These policies are flawed. A band that can command a large ticket sale can get on to line-ups with bands that are musically better than they are.  This is often the case with new bands.  Bookers rub their hands with glee when a new band asks for a debut gig because this nearly always means that a lot of people will turn up for it. That success does not always last into the second, third or fourth performance of the new band. Soon they are desperate for shows and can't sell their debut volume of tickets.

There is no guaranteed connection between the musical quality of a band and its ticket sales. There are just too many bands around to make this realistic. Live music is watered down by the very large number of bands chasing the limited number of performance opportunities that exist.

The music-going public is saturated with bands and music events. There is more choice than music lovers can easily cope with. In an ideal world, there should be either far fewer bands or far fewer gigs.  It's the scarcity value of a live music event that would drive up the attractiveness of the market. A gig is not just a public rehearsal. Some bands, however, I fear, seem to treat nights at the Shed, in particular, as an alternative to hiring a room at Stayfree and inviting a few friends in to watch.

Serious bands who have a career in mind, cannot expect to play once a week. Once a month, may be. New bands need to get out there a get what I call flying hours under their belts. In other words, a new band needs to peform often in order to get that well-oiled experienced feel to what they are doing. But, that does not justify them taking up slots at serious shows. It would be better if they did hire a room and invite their family and friends in because all of these events are simply dress rehearsals for the times when they go out and play serious gigs.

If Leicester's music scene is to survive the recession, flourish and gain the reputation it deserves, music managers must bite the bullet and start implementing serious bookings policies that will address the shambolic nights that we have seen in the past.

In particular, they really do have to start uping the stakes for out of town bands. There are a few non-Leicester bands that can pull a crowd when they come here to play. But you can count these bands on the fingers of one hand.

I have been asked dozens and dozens of times by bands from all over the UK if I can find them a slot to play in Leicester. My current response is to say, it's not about finding a venue or a date: it's only about finding a suitable lineup.  But the time good line-ups are published, however, it's often too late. The programme has been completed.

It would be aweful if Leicester's music lovers were to be denied more of the real musical treats we have had a from out of town bands, coming here to play. But very few of them have managed to sell enough tickets to cover their own costs and the majority have left Leicester with empty wallets.
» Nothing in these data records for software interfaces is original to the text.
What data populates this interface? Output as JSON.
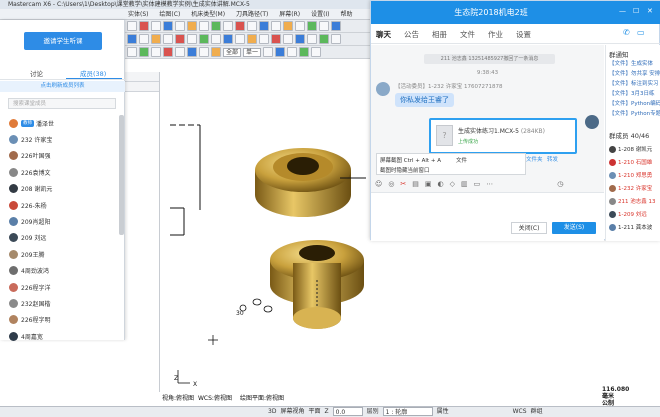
{
  "cad": {
    "title": "Mastercam X6 - C:\\Users\\1\\Desktop\\课堂教学\\实体建模教学实例\\生成实体讲解.MCX-5",
    "menu": [
      "实体(S)",
      "绘图(C)",
      "机床类型(M)",
      "刀具路径(T)",
      "屏幕(R)",
      "设置(I)",
      "帮助"
    ],
    "toolbar_selects": [
      "全部",
      "单一"
    ],
    "view_labels": [
      "视角:俯视图",
      "WCS:俯视图",
      "绘图平面:俯视图"
    ],
    "status": {
      "mode_3d": "3D",
      "screen_view": "屏幕视角",
      "plane": "平面",
      "z_label": "Z",
      "z_value": "0.0",
      "level_label": "层别",
      "level_value": "1 : 轮廓",
      "attr": "属性",
      "wcs": "WCS",
      "group": "群组"
    },
    "coord": {
      "x": "116.080",
      "unit": "毫米",
      "scale": "公制"
    },
    "axis_label": "Z",
    "axis_label_x": "X",
    "point_label": "30"
  },
  "course": {
    "invite_label": "邀请学生听课",
    "tabs": [
      {
        "label": "讨论"
      },
      {
        "label": "成员(38)"
      }
    ],
    "refresh_label": "点击刷新成员列表",
    "search_placeholder": "搜索课堂成员",
    "members": [
      {
        "name": "潘泽世",
        "badge": "教师",
        "color": "#e07b39"
      },
      {
        "name": "232 许家宝",
        "badge": "",
        "color": "#6b8fb5"
      },
      {
        "name": "226叶国强",
        "badge": "",
        "color": "#a16b4c"
      },
      {
        "name": "226袁博文",
        "badge": "",
        "color": "#888888"
      },
      {
        "name": "208 谢凯元",
        "badge": "",
        "color": "#333b44"
      },
      {
        "name": "226-朱杨",
        "badge": "",
        "color": "#c94a3a"
      },
      {
        "name": "209肖超阳",
        "badge": "",
        "color": "#5a7fa8"
      },
      {
        "name": "209 刘远",
        "badge": "",
        "color": "#3c4a58"
      },
      {
        "name": "209王腾",
        "badge": "",
        "color": "#a58a6c"
      },
      {
        "name": "4周劲波鸿",
        "badge": "",
        "color": "#6e6e6e"
      },
      {
        "name": "226程字洋",
        "badge": "",
        "color": "#c96b5b"
      },
      {
        "name": "232赵国楷",
        "badge": "",
        "color": "#8a8a8a"
      },
      {
        "name": "226程字明",
        "badge": "",
        "color": "#b0835f"
      },
      {
        "name": "4周嘉宽",
        "badge": "",
        "color": "#2f3c4a"
      }
    ]
  },
  "chat": {
    "title": "生态院2018机电2班",
    "nav": [
      "聊天",
      "公告",
      "相册",
      "文件",
      "作业",
      "设置"
    ],
    "recall_notice": "211 池志鑫 13251485927撤回了一条消息",
    "time": "9:38:43",
    "sender": "【活动委员】1-232 许家宝 17607271878",
    "message": "你私发给王睿了",
    "file": {
      "name": "生成实体练习1.MCX-5",
      "size": "(284KB)",
      "status": "上传成功"
    },
    "file_actions": [
      "打开",
      "打开文件夹",
      "转发"
    ],
    "screenshot_tip": {
      "line1": "屏幕截图 Ctrl + Alt + A",
      "line2": "截图时隐藏当前窗口",
      "file_word": "文件"
    },
    "close_label": "关闭(C)",
    "send_label": "发送(S)",
    "side": {
      "notice_title": "群通知",
      "notices": [
        "【文件】生成实体",
        "【文件】勿共享 安排",
        "【文件】标注到实习",
        "【文件】3月3日练",
        "【文件】Python编码",
        "【文件】Python专题"
      ],
      "members_title": "群成员 40/46",
      "members": [
        {
          "name": "1-208 谢凯元",
          "color": "#333333"
        },
        {
          "name": "1-210 石国雄",
          "color": "#d9342b"
        },
        {
          "name": "1-210 郑思勇",
          "color": "#d9342b"
        },
        {
          "name": "1-232 许家宝",
          "color": "#d9342b"
        },
        {
          "name": "211 池志鑫 13",
          "color": "#d9342b"
        },
        {
          "name": "1-209 刘远",
          "color": "#d9342b"
        },
        {
          "name": "1-211 龚本波",
          "color": "#333333"
        }
      ]
    }
  }
}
Leicester is never going to get nationally big bands playing here, simply because we do not have big enough venues to offer them. That is another problem and one on which I have already written. But I know only too well that the musical life of this city requires out of town bands to come here and give us the inspiration and enjoyment of their performances. Our problem is how do we pay for this privilige? At the moment, we are getting bands coming here from all over the UK but they are doing this at their own expense. They are having to pay to play Leicester.

More follows ... including I hope your comments on what I have said so far.